> **Problem description**
Nothing but the records, repeated exactly, should form the response.

>>

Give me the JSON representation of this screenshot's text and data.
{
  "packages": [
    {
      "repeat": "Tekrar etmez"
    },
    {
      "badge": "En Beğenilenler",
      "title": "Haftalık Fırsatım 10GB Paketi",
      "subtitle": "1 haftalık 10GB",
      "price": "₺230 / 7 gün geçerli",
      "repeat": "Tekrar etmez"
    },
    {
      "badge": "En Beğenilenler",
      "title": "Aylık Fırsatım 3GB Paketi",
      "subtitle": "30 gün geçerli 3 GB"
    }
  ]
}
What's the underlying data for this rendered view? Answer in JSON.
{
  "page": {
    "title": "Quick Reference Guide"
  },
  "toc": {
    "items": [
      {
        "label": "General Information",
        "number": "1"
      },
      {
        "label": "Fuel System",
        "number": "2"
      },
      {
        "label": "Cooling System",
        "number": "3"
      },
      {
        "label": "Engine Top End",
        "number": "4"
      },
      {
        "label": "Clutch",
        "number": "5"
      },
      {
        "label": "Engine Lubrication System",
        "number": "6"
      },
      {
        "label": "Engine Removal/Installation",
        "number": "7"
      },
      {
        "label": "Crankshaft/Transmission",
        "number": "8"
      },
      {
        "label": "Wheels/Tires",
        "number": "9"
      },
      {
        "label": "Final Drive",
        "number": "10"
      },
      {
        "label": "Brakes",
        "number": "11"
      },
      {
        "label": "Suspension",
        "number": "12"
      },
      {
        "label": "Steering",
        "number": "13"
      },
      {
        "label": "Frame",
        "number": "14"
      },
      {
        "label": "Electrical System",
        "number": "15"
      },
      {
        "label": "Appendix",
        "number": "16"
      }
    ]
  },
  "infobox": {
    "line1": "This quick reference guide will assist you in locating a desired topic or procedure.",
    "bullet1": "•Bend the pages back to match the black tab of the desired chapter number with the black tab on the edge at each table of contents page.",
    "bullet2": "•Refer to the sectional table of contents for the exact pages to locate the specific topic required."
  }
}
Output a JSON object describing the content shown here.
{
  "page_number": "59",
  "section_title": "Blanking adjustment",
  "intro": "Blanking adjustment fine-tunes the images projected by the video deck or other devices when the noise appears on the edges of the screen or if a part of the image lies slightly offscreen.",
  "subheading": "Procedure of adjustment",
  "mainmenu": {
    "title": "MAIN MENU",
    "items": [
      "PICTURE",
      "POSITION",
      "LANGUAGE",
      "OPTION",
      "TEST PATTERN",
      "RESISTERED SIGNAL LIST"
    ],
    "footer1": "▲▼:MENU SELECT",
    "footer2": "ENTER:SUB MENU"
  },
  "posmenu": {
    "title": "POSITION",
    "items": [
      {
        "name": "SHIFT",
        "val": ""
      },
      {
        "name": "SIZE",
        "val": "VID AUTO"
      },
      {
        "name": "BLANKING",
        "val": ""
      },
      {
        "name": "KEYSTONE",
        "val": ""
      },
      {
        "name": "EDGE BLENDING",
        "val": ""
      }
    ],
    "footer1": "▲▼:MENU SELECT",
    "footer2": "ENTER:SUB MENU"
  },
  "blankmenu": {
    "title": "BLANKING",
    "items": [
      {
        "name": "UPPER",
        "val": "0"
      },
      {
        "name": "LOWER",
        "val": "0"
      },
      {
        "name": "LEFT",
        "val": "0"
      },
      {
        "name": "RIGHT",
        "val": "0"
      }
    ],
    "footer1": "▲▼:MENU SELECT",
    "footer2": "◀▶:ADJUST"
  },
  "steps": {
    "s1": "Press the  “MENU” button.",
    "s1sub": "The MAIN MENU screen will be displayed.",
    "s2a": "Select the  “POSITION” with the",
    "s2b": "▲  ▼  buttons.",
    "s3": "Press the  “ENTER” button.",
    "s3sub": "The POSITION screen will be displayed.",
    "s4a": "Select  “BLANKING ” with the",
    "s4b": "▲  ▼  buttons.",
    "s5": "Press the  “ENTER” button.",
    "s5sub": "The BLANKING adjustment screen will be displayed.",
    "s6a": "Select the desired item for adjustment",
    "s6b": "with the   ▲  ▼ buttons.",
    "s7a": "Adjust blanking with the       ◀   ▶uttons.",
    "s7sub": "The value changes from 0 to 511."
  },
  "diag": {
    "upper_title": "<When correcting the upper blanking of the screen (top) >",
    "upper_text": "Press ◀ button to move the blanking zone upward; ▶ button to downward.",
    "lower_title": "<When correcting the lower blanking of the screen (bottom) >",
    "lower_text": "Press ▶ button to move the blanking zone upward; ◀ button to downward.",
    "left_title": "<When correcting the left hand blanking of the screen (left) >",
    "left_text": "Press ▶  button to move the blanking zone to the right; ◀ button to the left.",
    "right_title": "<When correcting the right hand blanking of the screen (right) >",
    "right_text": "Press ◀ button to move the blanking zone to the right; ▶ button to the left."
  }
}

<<

> **Answer to this exercise**
Give me the JSON representation of this screenshot's text and data.
{
  "packages": [
    {
      "repeat": "Tekrar etmez"
    },
    {
      "badge": "En Beğenilenler",
      "title": "Haftalık Fırsatım 10GB Paketi",
      "subtitle": "1 haftalık 10GB",
      "price": "₺230 / 7 gün geçerli",
      "repeat": "Tekrar etmez"
    },
    {
      "badge": "En Beğenilenler",
      "title": "Aylık Fırsatım 3GB Paketi",
      "subtitle": "30 gün geçerli 3 GB"
    }
  ]
}
What's the underlying data for this rendered view? Answer in JSON.
{
  "page": {
    "title": "Quick Reference Guide"
  },
  "toc": {
    "items": [
      {
        "label": "General Information",
        "number": "1"
      },
      {
        "label": "Fuel System",
        "number": "2"
      },
      {
        "label": "Cooling System",
        "number": "3"
      },
      {
        "label": "Engine Top End",
        "number": "4"
      },
      {
        "label": "Clutch",
        "number": "5"
      },
      {
        "label": "Engine Lubrication System",
        "number": "6"
      },
      {
        "label": "Engine Removal/Installation",
        "number": "7"
      },
      {
        "label": "Crankshaft/Transmission",
        "number": "8"
      },
      {
        "label": "Wheels/Tires",
        "number": "9"
      },
      {
        "label": "Final Drive",
        "number": "10"
      },
      {
        "label": "Brakes",
        "number": "11"
      },
      {
        "label": "Suspension",
        "number": "12"
      },
      {
        "label": "Steering",
        "number": "13"
      },
      {
        "label": "Frame",
        "number": "14"
      },
      {
        "label": "Electrical System",
        "number": "15"
      },
      {
        "label": "Appendix",
        "number": "16"
      }
    ]
  },
  "infobox": {
    "line1": "This quick reference guide will assist you in locating a desired topic or procedure.",
    "bullet1": "•Bend the pages back to match the black tab of the desired chapter number with the black tab on the edge at each table of contents page.",
    "bullet2": "•Refer to the sectional table of contents for the exact pages to locate the specific topic required."
  }
}
Output a JSON object describing the content shown here.
{
  "page_number": "59",
  "section_title": "Blanking adjustment",
  "intro": "Blanking adjustment fine-tunes the images projected by the video deck or other devices when the noise appears on the edges of the screen or if a part of the image lies slightly offscreen.",
  "subheading": "Procedure of adjustment",
  "mainmenu": {
    "title": "MAIN MENU",
    "items": [
      "PICTURE",
      "POSITION",
      "LANGUAGE",
      "OPTION",
      "TEST PATTERN",
      "RESISTERED SIGNAL LIST"
    ],
    "footer1": "▲▼:MENU SELECT",
    "footer2": "ENTER:SUB MENU"
  },
  "posmenu": {
    "title": "POSITION",
    "items": [
      {
        "name": "SHIFT",
        "val": ""
      },
      {
        "name": "SIZE",
        "val": "VID AUTO"
      },
      {
        "name": "BLANKING",
        "val": ""
      },
      {
        "name": "KEYSTONE",
        "val": ""
      },
      {
        "name": "EDGE BLENDING",
        "val": ""
      }
    ],
    "footer1": "▲▼:MENU SELECT",
    "footer2": "ENTER:SUB MENU"
  },
  "blankmenu": {
    "title": "BLANKING",
    "items": [
      {
        "name": "UPPER",
        "val": "0"
      },
      {
        "name": "LOWER",
        "val": "0"
      },
      {
        "name": "LEFT",
        "val": "0"
      },
      {
        "name": "RIGHT",
        "val": "0"
      }
    ],
    "footer1": "▲▼:MENU SELECT",
    "footer2": "◀▶:ADJUST"
  },
  "steps": {
    "s1": "Press the  “MENU” button.",
    "s1sub": "The MAIN MENU screen will be displayed.",
    "s2a": "Select the  “POSITION” with the",
    "s2b": "▲  ▼  buttons.",
    "s3": "Press the  “ENTER” button.",
    "s3sub": "The POSITION screen will be displayed.",
    "s4a": "Select  “BLANKING ” with the",
    "s4b": "▲  ▼  buttons.",
    "s5": "Press the  “ENTER” button.",
    "s5sub": "The BLANKING adjustment screen will be displayed.",
    "s6a": "Select the desired item for adjustment",
    "s6b": "with the   ▲  ▼ buttons.",
    "s7a": "Adjust blanking with the       ◀   ▶uttons.",
    "s7sub": "The value changes from 0 to 511."
  },
  "diag": {
    "upper_title": "<When correcting the upper blanking of the screen (top) >",
    "upper_text": "Press ◀ button to move the blanking zone upward; ▶ button to downward.",
    "lower_title": "<When correcting the lower blanking of the screen (bottom) >",
    "lower_text": "Press ▶ button to move the blanking zone upward; ◀ button to downward.",
    "left_title": "<When correcting the left hand blanking of the screen (left) >",
    "left_text": "Press ▶  button to move the blanking zone to the right; ◀ button to the left.",
    "right_title": "<When correcting the right hand blanking of the screen (right) >",
    "right_text": "Press ◀ button to move the blanking zone to the right; ▶ button to the left."
  }
}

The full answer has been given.